4

What is the interpretation of the whitespace in this command foo= bar ?

Why are foo=bar and foo= bar interpreted differently

Example (Ubuntu bash)

developer@1604:~$ foo=bar
developer@1604:~$ foo= bar
The program 'bar' is currently not installed. You can install it by typing:
sudo apt install bar

marked as duplicate by muru, Romeo Ninov, Dmitry Grigoryev, Rui F Ribeiro, Gilles shell Aug 16 '17 at 9:09

This question has been asked before and already has an answer. If those answers do not fully address your question, please ask a new question.

10

This is syntax: Bash variables get inititalized with the value that follows immediately after the assignment operator =. That's simply the way it is...

When you do foo= bar then you are assigning an empty string to the variable foo and then execute the command bar.

  • Note that such assignment to foo will remain valid only for the duration of bar, and doesn't affect further commands in the session. – Ruslan Aug 16 '17 at 9:33
4

When you do foo= bar then you are assigning an empty string to the environment variable foo and then execute the command bar. It can be used to pass environment variables to a new execution.

Why it is different

Space is the delimiter character (used to separate things): adding a space makes it be two things foo= and bar. The first is an assignment, the second is telling bash to find a file and execute it. The first is optional so you will usually only see the second. The second is not optional: If you only see an assignment, it does something slightly different, it assigns to a shell variable (not an environment variable, unless preceded with export).

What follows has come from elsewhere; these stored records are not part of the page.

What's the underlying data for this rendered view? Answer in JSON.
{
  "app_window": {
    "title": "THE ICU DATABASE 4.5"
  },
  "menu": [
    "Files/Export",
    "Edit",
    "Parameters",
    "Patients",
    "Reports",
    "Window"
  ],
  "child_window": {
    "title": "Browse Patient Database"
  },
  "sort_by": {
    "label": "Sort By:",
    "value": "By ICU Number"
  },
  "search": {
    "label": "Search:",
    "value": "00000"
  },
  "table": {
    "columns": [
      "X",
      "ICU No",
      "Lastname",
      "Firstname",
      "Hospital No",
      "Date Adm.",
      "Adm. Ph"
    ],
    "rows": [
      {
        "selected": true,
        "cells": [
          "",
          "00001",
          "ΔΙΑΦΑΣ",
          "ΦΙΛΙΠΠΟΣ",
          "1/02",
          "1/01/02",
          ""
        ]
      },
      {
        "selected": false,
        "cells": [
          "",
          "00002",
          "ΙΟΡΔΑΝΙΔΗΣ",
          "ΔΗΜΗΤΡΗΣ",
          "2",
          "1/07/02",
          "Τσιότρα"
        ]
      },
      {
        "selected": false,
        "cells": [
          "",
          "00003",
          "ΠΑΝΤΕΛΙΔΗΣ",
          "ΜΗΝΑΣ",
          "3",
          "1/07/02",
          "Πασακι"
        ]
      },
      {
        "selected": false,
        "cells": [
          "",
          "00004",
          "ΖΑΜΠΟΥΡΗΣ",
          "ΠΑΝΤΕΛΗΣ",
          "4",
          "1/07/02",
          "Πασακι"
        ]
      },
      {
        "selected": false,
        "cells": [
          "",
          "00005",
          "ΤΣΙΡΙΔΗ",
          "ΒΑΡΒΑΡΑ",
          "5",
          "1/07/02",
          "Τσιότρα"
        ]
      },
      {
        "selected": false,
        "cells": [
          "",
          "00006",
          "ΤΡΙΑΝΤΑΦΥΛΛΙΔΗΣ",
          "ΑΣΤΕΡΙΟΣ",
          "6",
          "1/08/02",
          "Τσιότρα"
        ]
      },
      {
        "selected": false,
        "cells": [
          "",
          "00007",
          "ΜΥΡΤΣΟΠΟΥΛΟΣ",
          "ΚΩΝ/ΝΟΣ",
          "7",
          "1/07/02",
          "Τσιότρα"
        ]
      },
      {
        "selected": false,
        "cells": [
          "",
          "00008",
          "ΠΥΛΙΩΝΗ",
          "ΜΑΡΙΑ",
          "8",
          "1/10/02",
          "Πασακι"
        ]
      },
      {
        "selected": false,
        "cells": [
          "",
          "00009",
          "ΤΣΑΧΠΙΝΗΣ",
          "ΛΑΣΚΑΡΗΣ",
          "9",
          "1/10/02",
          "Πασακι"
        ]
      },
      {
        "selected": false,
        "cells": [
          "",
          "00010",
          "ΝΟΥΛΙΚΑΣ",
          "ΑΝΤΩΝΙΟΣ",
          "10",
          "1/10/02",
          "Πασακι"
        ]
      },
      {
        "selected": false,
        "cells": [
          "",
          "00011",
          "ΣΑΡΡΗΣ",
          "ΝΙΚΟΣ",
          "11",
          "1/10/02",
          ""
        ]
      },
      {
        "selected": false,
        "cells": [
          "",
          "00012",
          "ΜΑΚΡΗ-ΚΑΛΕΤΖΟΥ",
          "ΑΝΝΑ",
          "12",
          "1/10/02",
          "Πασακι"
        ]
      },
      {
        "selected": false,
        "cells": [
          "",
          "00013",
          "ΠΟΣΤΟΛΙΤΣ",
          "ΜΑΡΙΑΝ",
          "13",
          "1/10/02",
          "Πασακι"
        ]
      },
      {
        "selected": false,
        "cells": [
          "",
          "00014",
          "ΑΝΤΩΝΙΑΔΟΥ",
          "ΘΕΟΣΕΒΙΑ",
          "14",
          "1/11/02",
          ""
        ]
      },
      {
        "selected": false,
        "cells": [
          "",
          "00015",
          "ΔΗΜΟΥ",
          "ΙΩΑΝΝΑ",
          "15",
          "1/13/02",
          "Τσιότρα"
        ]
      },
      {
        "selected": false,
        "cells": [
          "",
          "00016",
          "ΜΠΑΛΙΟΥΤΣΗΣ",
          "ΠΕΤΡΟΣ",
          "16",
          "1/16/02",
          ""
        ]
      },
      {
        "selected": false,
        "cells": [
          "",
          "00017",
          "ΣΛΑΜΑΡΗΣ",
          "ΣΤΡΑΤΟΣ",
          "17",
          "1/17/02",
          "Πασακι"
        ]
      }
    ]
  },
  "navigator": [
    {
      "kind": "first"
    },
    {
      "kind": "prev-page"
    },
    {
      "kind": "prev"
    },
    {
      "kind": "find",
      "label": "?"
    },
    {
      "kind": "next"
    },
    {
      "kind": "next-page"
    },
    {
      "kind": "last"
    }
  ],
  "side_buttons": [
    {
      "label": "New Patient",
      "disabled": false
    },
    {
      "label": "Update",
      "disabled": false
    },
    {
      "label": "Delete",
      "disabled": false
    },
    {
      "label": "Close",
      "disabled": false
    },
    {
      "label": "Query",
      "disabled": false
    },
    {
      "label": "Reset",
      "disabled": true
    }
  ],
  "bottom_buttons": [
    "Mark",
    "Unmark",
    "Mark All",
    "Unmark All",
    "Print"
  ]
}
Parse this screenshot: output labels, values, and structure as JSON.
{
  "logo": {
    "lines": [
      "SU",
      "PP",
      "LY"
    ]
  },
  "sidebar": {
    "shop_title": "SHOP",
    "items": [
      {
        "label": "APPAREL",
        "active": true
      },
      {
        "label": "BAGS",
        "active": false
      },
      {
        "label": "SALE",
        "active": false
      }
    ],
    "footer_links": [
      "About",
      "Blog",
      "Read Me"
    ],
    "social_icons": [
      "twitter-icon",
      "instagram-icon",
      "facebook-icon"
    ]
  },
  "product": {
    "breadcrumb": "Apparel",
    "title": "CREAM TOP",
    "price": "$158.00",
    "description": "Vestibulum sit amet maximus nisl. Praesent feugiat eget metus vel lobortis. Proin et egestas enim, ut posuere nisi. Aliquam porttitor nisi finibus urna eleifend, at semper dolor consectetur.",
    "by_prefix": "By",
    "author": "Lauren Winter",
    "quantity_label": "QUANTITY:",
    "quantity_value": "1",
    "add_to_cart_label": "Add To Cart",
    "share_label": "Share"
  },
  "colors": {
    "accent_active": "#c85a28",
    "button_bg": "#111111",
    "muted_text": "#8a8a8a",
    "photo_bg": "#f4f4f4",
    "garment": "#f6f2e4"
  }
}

2

foo= bar : before executing the command bar , assign foo to empty. The correct way is foo=bar No space after the variable name and the assigned value.

2

In shell linux/unix command, when you're typing foo=bar, you put the string bar in the foo variable. For checking you could type echo $foo that should return bar this is what the variable foo contains

When you're type foo= bar with the space, the shell interpreter put nothing, in the foo variable and handle bar as a application command through the PATH variable. As the shell didn't find bar command in the PATH variable and you're using Ubuntu distribution looks like, the system is asking if you want to install the bar application. It's just a pop up message when you application is not find. You could check the PATH variable with this command : echo $PATH. More info about this system variable Here

Not the answer you're looking for? Browse other questions tagged or ask your own question.